**PROBLEM DETAILS**
Scan the records that follow, and whenever a line has the word "Grok", copy it.

►

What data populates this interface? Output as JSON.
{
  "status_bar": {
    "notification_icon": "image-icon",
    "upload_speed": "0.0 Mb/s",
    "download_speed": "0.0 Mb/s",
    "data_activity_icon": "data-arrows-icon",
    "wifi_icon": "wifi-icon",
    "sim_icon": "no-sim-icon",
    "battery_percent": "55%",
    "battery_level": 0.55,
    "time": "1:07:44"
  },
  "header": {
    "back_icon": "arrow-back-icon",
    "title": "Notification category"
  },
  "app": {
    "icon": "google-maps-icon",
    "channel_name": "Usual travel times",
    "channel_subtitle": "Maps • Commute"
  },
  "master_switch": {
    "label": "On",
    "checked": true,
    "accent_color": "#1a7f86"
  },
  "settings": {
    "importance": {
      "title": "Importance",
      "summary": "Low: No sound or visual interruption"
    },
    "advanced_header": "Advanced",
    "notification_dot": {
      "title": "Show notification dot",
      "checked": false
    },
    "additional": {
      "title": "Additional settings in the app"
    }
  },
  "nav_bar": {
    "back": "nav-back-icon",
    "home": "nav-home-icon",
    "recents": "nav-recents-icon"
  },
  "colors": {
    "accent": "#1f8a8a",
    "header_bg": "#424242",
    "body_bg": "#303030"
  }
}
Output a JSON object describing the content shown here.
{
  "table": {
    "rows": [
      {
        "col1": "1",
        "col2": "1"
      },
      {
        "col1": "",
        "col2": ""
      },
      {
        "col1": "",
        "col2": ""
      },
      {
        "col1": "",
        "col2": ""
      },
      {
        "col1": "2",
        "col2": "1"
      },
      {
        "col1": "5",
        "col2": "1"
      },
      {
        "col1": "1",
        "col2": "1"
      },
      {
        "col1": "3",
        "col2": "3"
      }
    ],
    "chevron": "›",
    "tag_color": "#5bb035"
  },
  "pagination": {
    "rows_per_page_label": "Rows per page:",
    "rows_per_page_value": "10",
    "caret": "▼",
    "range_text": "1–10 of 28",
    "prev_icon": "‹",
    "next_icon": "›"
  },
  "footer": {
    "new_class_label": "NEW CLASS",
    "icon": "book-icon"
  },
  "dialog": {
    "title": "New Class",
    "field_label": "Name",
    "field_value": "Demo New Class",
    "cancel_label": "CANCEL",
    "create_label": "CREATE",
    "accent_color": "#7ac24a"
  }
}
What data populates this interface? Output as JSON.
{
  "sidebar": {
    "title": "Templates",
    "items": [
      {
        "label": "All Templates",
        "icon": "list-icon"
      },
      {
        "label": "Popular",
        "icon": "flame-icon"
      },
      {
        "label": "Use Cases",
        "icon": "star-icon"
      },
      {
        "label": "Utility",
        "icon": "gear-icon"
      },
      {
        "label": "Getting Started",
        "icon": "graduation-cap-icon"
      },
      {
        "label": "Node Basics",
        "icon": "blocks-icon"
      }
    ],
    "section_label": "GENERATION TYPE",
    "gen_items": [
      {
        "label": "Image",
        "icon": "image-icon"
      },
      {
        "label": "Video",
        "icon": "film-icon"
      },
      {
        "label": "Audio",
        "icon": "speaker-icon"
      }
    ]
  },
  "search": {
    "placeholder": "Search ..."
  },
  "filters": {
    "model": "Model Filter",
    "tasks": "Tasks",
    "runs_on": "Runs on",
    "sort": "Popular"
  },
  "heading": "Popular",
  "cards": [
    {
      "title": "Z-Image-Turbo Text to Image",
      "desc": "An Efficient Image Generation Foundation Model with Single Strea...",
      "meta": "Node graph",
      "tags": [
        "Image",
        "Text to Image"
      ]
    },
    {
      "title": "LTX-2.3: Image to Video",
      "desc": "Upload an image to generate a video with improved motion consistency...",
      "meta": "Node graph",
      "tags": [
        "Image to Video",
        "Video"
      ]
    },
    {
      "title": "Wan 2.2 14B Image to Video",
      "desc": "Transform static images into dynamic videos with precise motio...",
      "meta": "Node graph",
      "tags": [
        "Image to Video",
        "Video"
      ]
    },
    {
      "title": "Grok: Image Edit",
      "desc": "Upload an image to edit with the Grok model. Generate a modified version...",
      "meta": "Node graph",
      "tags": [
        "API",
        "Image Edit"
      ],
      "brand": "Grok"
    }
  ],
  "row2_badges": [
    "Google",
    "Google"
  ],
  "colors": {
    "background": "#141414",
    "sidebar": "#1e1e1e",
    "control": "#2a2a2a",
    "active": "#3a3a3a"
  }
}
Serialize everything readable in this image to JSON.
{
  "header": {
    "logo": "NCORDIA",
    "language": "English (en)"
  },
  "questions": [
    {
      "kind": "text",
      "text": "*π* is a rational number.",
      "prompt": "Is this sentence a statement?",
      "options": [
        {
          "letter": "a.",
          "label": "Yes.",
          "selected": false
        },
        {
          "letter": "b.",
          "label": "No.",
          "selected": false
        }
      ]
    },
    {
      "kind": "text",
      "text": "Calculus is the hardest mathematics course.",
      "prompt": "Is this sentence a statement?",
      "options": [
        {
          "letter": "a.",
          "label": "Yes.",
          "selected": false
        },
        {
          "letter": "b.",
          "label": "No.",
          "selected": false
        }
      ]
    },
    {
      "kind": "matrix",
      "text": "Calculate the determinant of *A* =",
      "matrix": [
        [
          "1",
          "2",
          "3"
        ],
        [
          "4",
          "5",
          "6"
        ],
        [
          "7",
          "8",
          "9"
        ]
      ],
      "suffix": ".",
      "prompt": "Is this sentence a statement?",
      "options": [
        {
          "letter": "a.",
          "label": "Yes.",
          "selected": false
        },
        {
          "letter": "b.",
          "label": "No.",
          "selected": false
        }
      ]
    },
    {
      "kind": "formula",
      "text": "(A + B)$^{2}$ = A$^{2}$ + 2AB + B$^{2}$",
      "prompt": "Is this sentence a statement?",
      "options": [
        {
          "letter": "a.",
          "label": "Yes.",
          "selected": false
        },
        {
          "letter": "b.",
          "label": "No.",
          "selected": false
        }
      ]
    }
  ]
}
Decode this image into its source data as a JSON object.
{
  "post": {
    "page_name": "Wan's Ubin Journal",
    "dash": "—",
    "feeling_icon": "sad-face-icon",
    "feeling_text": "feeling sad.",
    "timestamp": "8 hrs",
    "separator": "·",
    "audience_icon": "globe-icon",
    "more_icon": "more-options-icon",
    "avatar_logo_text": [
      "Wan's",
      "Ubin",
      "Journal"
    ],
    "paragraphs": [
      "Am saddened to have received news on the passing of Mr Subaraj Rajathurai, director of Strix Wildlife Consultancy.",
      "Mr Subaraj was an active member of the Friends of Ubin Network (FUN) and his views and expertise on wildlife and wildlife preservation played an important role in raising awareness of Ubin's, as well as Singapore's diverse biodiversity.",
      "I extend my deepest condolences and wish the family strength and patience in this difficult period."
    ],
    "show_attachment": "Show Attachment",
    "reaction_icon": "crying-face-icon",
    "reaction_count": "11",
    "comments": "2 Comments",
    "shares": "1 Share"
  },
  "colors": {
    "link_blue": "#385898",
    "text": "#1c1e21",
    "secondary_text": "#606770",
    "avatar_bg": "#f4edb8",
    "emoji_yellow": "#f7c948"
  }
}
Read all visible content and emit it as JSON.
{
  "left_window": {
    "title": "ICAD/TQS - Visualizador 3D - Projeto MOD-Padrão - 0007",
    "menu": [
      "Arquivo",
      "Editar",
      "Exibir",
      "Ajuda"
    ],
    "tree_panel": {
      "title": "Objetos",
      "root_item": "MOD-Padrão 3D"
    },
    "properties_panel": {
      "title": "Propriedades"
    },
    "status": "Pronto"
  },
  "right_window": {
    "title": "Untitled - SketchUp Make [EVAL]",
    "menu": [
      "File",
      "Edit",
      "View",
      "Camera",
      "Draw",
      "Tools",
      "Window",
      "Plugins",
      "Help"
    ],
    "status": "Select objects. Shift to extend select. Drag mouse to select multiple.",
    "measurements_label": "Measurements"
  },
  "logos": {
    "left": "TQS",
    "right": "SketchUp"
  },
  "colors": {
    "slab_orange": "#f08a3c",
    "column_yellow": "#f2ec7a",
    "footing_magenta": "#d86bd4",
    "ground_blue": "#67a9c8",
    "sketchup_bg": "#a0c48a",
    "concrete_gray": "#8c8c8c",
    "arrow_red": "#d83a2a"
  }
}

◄

**EXERCISE SOLUTION**
      "title": "Grok: Image Edit",
      "desc": "Upload an image to edit with the Grok model. Generate a modified version...",
      "brand": "Grok"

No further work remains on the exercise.